(Entries from a dataset of interfaces)
_ _ _ _ _ _ _
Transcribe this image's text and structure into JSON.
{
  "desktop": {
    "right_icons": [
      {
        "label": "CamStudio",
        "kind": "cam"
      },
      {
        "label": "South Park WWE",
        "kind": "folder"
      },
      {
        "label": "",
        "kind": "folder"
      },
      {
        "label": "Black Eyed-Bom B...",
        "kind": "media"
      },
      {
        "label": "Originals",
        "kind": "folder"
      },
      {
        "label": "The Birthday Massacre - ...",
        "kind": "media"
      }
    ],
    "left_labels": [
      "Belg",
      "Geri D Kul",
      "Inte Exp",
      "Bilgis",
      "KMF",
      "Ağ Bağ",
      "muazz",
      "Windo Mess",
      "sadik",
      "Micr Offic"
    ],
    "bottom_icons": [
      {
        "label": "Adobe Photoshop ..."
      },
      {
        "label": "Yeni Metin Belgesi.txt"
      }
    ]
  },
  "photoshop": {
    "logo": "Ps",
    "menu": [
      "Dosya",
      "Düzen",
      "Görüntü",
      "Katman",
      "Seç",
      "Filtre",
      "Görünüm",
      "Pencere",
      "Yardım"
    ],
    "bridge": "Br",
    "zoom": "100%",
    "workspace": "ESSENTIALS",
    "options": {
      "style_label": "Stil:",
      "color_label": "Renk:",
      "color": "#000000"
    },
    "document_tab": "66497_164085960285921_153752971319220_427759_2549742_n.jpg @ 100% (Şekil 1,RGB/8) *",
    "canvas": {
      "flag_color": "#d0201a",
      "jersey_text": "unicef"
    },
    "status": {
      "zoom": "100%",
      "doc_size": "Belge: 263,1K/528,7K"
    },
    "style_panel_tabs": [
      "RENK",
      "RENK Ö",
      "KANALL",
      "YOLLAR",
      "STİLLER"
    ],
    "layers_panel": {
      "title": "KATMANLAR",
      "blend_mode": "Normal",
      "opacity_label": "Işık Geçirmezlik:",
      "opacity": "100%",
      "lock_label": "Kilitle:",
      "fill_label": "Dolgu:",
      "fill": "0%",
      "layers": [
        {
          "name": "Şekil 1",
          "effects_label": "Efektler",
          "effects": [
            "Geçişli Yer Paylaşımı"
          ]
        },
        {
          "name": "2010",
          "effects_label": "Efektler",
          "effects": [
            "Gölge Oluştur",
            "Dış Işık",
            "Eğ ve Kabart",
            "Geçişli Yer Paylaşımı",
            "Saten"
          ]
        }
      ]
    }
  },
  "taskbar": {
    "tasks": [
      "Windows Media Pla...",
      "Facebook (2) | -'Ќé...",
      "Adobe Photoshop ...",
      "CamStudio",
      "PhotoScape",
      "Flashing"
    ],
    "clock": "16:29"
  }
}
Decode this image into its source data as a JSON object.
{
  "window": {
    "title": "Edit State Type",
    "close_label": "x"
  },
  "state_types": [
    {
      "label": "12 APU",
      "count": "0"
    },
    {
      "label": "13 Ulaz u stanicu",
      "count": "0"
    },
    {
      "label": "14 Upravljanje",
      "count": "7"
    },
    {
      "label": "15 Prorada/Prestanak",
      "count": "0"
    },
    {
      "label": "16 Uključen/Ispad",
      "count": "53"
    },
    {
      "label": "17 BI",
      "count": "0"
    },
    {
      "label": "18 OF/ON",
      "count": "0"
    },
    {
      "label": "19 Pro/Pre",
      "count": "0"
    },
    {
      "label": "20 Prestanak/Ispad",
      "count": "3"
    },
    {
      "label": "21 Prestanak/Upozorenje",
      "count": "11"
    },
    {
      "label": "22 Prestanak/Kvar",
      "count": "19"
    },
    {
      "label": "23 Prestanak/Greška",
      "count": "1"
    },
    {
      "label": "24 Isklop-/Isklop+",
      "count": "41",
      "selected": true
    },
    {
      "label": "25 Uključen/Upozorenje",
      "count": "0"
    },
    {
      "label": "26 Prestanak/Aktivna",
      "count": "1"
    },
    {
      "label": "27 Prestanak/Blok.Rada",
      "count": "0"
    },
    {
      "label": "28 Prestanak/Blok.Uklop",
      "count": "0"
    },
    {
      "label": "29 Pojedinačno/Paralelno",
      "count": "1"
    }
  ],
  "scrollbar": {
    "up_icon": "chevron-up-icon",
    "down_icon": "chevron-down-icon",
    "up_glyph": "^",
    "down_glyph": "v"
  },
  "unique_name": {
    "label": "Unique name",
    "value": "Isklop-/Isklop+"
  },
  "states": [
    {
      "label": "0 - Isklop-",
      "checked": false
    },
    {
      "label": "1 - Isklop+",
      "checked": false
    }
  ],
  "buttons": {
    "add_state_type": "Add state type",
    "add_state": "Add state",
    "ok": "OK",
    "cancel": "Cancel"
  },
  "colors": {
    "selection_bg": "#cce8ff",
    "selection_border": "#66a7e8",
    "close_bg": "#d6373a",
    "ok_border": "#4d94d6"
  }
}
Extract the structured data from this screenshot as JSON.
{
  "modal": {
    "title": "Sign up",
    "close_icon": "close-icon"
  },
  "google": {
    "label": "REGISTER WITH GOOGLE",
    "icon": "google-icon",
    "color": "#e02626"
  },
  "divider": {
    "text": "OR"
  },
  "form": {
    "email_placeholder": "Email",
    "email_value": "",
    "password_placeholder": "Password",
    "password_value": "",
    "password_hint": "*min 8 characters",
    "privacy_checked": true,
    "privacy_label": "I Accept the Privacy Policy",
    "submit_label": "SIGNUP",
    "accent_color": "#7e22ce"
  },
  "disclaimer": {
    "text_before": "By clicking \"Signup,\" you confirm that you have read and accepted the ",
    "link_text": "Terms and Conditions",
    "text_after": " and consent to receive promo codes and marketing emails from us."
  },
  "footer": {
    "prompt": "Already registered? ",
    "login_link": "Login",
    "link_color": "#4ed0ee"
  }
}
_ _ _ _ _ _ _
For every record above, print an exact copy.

Result of this task —
Transcribe this image's text and structure into JSON.
{
  "desktop": {
    "right_icons": [
      {
        "label": "CamStudio",
        "kind": "cam"
      },
      {
        "label": "South Park WWE",
        "kind": "folder"
      },
      {
        "label": "",
        "kind": "folder"
      },
      {
        "label": "Black Eyed-Bom B...",
        "kind": "media"
      },
      {
        "label": "Originals",
        "kind": "folder"
      },
      {
        "label": "The Birthday Massacre - ...",
        "kind": "media"
      }
    ],
    "left_labels": [
      "Belg",
      "Geri D Kul",
      "Inte Exp",
      "Bilgis",
      "KMF",
      "Ağ Bağ",
      "muazz",
      "Windo Mess",
      "sadik",
      "Micr Offic"
    ],
    "bottom_icons": [
      {
        "label": "Adobe Photoshop ..."
      },
      {
        "label": "Yeni Metin Belgesi.txt"
      }
    ]
  },
  "photoshop": {
    "logo": "Ps",
    "menu": [
      "Dosya",
      "Düzen",
      "Görüntü",
      "Katman",
      "Seç",
      "Filtre",
      "Görünüm",
      "Pencere",
      "Yardım"
    ],
    "bridge": "Br",
    "zoom": "100%",
    "workspace": "ESSENTIALS",
    "options": {
      "style_label": "Stil:",
      "color_label": "Renk:",
      "color": "#000000"
    },
    "document_tab": "66497_164085960285921_153752971319220_427759_2549742_n.jpg @ 100% (Şekil 1,RGB/8) *",
    "canvas": {
      "flag_color": "#d0201a",
      "jersey_text": "unicef"
    },
    "status": {
      "zoom": "100%",
      "doc_size": "Belge: 263,1K/528,7K"
    },
    "style_panel_tabs": [
      "RENK",
      "RENK Ö",
      "KANALL",
      "YOLLAR",
      "STİLLER"
    ],
    "layers_panel": {
      "title": "KATMANLAR",
      "blend_mode": "Normal",
      "opacity_label": "Işık Geçirmezlik:",
      "opacity": "100%",
      "lock_label": "Kilitle:",
      "fill_label": "Dolgu:",
      "fill": "0%",
      "layers": [
        {
          "name": "Şekil 1",
          "effects_label": "Efektler",
          "effects": [
            "Geçişli Yer Paylaşımı"
          ]
        },
        {
          "name": "2010",
          "effects_label": "Efektler",
          "effects": [
            "Gölge Oluştur",
            "Dış Işık",
            "Eğ ve Kabart",
            "Geçişli Yer Paylaşımı",
            "Saten"
          ]
        }
      ]
    }
  },
  "taskbar": {
    "tasks": [
      "Windows Media Pla...",
      "Facebook (2) | -'Ќé...",
      "Adobe Photoshop ...",
      "CamStudio",
      "PhotoScape",
      "Flashing"
    ],
    "clock": "16:29"
  }
}
Decode this image into its source data as a JSON object.
{
  "window": {
    "title": "Edit State Type",
    "close_label": "x"
  },
  "state_types": [
    {
      "label": "12 APU",
      "count": "0"
    },
    {
      "label": "13 Ulaz u stanicu",
      "count": "0"
    },
    {
      "label": "14 Upravljanje",
      "count": "7"
    },
    {
      "label": "15 Prorada/Prestanak",
      "count": "0"
    },
    {
      "label": "16 Uključen/Ispad",
      "count": "53"
    },
    {
      "label": "17 BI",
      "count": "0"
    },
    {
      "label": "18 OF/ON",
      "count": "0"
    },
    {
      "label": "19 Pro/Pre",
      "count": "0"
    },
    {
      "label": "20 Prestanak/Ispad",
      "count": "3"
    },
    {
      "label": "21 Prestanak/Upozorenje",
      "count": "11"
    },
    {
      "label": "22 Prestanak/Kvar",
      "count": "19"
    },
    {
      "label": "23 Prestanak/Greška",
      "count": "1"
    },
    {
      "label": "24 Isklop-/Isklop+",
      "count": "41",
      "selected": true
    },
    {
      "label": "25 Uključen/Upozorenje",
      "count": "0"
    },
    {
      "label": "26 Prestanak/Aktivna",
      "count": "1"
    },
    {
      "label": "27 Prestanak/Blok.Rada",
      "count": "0"
    },
    {
      "label": "28 Prestanak/Blok.Uklop",
      "count": "0"
    },
    {
      "label": "29 Pojedinačno/Paralelno",
      "count": "1"
    }
  ],
  "scrollbar": {
    "up_icon": "chevron-up-icon",
    "down_icon": "chevron-down-icon",
    "up_glyph": "^",
    "down_glyph": "v"
  },
  "unique_name": {
    "label": "Unique name",
    "value": "Isklop-/Isklop+"
  },
  "states": [
    {
      "label": "0 - Isklop-",
      "checked": false
    },
    {
      "label": "1 - Isklop+",
      "checked": false
    }
  ],
  "buttons": {
    "add_state_type": "Add state type",
    "add_state": "Add state",
    "ok": "OK",
    "cancel": "Cancel"
  },
  "colors": {
    "selection_bg": "#cce8ff",
    "selection_border": "#66a7e8",
    "close_bg": "#d6373a",
    "ok_border": "#4d94d6"
  }
}
Extract the structured data from this screenshot as JSON.
{
  "modal": {
    "title": "Sign up",
    "close_icon": "close-icon"
  },
  "google": {
    "label": "REGISTER WITH GOOGLE",
    "icon": "google-icon",
    "color": "#e02626"
  },
  "divider": {
    "text": "OR"
  },
  "form": {
    "email_placeholder": "Email",
    "email_value": "",
    "password_placeholder": "Password",
    "password_value": "",
    "password_hint": "*min 8 characters",
    "privacy_checked": true,
    "privacy_label": "I Accept the Privacy Policy",
    "submit_label": "SIGNUP",
    "accent_color": "#7e22ce"
  },
  "disclaimer": {
    "text_before": "By clicking \"Signup,\" you confirm that you have read and accepted the ",
    "link_text": "Terms and Conditions",
    "text_after": " and consent to receive promo codes and marketing emails from us."
  },
  "footer": {
    "prompt": "Already registered? ",
    "login_link": "Login",
    "link_color": "#4ed0ee"
  }
}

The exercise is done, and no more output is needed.